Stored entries

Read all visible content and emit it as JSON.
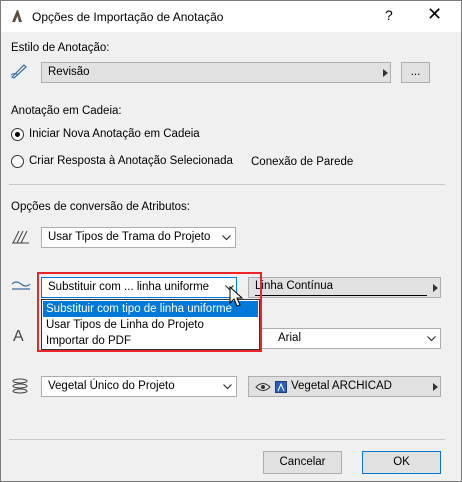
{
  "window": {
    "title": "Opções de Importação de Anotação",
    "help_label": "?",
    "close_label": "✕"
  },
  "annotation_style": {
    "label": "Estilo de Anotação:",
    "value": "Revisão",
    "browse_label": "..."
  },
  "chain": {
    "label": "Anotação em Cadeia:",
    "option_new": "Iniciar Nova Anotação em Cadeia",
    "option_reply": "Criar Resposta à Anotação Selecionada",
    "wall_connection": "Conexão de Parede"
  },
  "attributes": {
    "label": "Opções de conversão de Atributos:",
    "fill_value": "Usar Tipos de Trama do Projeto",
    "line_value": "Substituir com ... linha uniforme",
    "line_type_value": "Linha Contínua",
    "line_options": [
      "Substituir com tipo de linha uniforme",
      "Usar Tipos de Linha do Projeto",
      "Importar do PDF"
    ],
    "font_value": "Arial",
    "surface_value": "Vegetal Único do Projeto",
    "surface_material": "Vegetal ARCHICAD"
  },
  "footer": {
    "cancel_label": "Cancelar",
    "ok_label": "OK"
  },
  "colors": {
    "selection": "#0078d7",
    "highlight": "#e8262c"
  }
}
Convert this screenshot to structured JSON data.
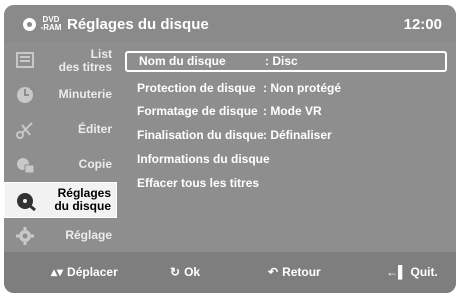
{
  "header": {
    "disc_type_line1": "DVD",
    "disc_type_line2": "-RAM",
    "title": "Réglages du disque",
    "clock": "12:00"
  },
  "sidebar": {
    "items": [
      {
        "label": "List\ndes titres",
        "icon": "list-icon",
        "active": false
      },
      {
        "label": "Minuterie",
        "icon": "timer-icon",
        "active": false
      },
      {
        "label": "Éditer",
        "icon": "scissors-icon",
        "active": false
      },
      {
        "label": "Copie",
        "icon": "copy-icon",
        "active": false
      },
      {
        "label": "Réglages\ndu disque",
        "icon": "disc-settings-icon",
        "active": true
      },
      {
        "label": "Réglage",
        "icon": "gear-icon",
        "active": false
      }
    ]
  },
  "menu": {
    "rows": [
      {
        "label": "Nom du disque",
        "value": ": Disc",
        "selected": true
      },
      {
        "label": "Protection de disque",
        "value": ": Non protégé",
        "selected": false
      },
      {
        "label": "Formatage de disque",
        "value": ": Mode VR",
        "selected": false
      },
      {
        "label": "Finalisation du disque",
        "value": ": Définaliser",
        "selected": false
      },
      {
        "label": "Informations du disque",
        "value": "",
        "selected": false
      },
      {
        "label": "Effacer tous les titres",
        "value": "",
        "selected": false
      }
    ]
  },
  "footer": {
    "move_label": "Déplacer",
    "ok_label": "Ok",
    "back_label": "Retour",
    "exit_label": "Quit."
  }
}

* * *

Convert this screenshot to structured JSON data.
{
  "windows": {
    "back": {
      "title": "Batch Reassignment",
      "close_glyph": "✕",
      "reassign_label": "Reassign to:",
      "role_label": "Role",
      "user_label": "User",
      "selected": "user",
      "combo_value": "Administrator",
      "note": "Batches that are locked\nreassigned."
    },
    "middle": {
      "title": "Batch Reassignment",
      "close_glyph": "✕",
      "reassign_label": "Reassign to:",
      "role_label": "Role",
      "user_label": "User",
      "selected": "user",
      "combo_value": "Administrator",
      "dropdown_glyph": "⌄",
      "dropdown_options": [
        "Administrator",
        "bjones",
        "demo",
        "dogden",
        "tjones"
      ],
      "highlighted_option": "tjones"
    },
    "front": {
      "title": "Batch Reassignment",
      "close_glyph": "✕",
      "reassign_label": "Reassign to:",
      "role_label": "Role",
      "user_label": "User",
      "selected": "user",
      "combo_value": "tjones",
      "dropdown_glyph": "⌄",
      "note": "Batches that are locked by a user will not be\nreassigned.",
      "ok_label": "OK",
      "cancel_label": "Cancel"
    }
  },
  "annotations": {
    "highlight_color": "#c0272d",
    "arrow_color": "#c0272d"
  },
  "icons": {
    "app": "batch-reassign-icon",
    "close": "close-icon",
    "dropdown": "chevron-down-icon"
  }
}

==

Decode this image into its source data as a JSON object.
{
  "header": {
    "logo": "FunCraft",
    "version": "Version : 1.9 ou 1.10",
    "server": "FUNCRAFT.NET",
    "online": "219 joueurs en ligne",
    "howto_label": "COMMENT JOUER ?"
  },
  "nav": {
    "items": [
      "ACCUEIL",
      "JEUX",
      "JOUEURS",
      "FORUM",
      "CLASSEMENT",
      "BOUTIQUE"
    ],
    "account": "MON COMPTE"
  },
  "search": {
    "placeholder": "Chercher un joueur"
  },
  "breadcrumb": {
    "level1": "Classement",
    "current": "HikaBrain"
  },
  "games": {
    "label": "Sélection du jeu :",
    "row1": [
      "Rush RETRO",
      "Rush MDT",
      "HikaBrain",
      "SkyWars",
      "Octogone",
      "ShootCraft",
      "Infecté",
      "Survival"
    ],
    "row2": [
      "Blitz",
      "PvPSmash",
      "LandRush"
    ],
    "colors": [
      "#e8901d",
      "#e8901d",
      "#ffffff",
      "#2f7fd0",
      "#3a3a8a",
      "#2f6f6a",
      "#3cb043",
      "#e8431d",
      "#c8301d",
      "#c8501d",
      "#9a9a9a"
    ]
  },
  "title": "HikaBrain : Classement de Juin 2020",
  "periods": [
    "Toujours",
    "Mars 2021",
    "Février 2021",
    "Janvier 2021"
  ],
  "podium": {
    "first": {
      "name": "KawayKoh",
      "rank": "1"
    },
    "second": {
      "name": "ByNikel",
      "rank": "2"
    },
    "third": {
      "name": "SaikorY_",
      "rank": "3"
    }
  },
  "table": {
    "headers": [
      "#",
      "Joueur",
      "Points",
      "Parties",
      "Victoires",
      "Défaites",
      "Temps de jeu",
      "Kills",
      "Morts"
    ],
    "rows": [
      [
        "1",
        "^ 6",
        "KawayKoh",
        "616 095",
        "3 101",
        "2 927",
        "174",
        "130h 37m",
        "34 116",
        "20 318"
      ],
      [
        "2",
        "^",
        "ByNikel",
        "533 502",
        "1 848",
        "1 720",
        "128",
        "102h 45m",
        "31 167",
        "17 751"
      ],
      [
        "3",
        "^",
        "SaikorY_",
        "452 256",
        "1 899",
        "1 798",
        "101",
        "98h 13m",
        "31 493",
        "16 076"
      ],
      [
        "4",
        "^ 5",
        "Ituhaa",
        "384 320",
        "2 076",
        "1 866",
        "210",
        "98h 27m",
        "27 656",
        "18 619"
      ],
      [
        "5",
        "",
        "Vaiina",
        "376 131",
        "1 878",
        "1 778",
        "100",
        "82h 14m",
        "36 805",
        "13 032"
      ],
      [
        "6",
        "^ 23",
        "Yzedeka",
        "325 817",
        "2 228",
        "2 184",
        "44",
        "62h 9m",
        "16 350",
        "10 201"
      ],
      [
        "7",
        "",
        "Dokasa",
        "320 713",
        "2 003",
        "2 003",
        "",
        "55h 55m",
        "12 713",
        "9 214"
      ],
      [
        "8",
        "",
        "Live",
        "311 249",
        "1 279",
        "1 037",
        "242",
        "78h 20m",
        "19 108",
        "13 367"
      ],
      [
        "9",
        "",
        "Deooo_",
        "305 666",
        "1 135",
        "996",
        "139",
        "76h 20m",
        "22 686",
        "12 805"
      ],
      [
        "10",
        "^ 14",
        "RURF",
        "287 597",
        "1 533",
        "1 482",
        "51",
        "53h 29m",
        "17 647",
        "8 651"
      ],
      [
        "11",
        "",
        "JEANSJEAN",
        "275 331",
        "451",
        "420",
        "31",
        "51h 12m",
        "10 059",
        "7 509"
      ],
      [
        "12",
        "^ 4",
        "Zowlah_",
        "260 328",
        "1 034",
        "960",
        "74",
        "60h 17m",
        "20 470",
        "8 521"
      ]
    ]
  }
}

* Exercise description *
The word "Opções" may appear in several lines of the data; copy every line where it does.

* Result *
    "title": "Opções de Importação de Anotação",
    "label": "Opções de conversão de Atributos:",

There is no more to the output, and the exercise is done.